Multicultural communication between heterogeneous ethnic groups functions in a culturally variegated environment and is based on simplified ethnic symbols. Ethnic symbols are generally being built through mass media in the conscience of members of ethnic groups as well as in the majority, mainstream society. The Australian multiethnic space with its multiculturalism policy and with the opening of the space to public representation of ethnic groups, is building a fragmented ethnic environment. In it, we can follow on the one side progressive and increasing integration of some initial immigrant groups (and of their descendants) into Australian environment, and on the other, a growing marginalisation of some other, recently immigrated ethnic groups (and of their descendants). Ethnic environment with its symbolic representation of individual ethnicities is still functioning similarly as it did in the past, that is based on assimilatory logics, which distinguishes between “us”, and those that are “foreign and different”.
In the Australian multicultural space, communication between ethnic groups and the mainstream is frequently a one-way process; the media as well often aim their look only from the minority towards the majority and thus do not succeed in reaching the entire multicultural spectrum. Evident is the duality of media representations, which provoke stereotype ethnic images on two levels: one is good, the other bad, one more positive, the other more negative. Duality in media mediation of ethnic representations can be perceived even with representations of a single ethnicity. We are witnessing this phenomenon in modern Australian society especially with some ethnic groups from Asian ethnic space.
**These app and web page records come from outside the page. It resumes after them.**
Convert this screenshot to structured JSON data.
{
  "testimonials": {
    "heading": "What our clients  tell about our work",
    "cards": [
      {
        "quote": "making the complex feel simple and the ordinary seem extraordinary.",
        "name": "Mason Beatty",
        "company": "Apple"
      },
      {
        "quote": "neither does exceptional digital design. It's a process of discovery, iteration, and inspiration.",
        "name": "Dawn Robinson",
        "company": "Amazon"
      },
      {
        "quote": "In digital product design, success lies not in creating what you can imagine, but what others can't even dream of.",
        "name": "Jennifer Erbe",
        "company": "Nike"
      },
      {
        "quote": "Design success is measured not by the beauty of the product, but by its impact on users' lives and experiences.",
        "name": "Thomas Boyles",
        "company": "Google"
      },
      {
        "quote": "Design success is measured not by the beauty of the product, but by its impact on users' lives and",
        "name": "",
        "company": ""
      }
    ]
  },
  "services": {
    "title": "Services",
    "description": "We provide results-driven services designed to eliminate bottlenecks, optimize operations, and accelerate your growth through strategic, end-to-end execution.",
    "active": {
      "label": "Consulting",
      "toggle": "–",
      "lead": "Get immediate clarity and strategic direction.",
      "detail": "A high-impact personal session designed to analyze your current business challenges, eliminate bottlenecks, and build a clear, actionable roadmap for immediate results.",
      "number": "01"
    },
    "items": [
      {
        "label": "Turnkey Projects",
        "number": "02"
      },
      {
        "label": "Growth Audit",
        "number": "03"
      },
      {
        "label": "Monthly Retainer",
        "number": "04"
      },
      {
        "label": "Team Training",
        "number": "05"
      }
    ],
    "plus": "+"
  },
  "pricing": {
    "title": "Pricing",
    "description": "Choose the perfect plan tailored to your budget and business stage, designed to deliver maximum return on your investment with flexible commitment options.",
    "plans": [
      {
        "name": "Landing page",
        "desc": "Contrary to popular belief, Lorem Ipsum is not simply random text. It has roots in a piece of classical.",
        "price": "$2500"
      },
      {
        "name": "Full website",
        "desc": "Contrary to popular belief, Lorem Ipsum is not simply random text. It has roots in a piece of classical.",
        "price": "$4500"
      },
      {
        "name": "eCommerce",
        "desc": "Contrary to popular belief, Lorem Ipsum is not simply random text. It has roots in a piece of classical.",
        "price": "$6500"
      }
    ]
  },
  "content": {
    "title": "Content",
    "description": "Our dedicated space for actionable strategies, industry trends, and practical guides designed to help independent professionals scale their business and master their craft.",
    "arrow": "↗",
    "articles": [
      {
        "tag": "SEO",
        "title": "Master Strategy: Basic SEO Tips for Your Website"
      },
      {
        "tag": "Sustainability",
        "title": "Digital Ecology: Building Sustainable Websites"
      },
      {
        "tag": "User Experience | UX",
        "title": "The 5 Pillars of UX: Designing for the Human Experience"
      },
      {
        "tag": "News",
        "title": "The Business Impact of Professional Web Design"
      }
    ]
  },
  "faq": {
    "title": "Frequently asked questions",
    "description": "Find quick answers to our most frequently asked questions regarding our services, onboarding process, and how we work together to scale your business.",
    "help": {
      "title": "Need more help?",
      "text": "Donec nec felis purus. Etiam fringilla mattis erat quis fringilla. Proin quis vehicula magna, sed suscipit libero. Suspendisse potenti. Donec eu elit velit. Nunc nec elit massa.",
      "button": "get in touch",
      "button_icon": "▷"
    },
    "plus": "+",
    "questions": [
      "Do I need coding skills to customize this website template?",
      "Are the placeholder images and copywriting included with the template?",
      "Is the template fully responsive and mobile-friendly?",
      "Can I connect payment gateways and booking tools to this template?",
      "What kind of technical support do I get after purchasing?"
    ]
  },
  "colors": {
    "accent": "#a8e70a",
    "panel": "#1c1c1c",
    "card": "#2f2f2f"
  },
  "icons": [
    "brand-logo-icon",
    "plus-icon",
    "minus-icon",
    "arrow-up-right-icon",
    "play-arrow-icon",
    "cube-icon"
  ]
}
Slovenian culture has in the Australian environment always been (at least to a large extent) in the positive value scope of European immigration although individuals were able due to their relative “invisibility” and numerical smallness, to move, willingly or not, between individual ethnic groups as well as between ethnic groups and the mainstream society. Despite the fact that we can on the one hand speak of heterogeneity of ethnic representations in multicultural space, we can on the other hand follow gradual homogenisation of some ethnic groups. Thus, despite ethnic diversification in an ethnically mixed and global space, ethnic representations are being created, which are multicultural and are because of their multiculturalism and multi-significance becoming more and more connected and homogeneous.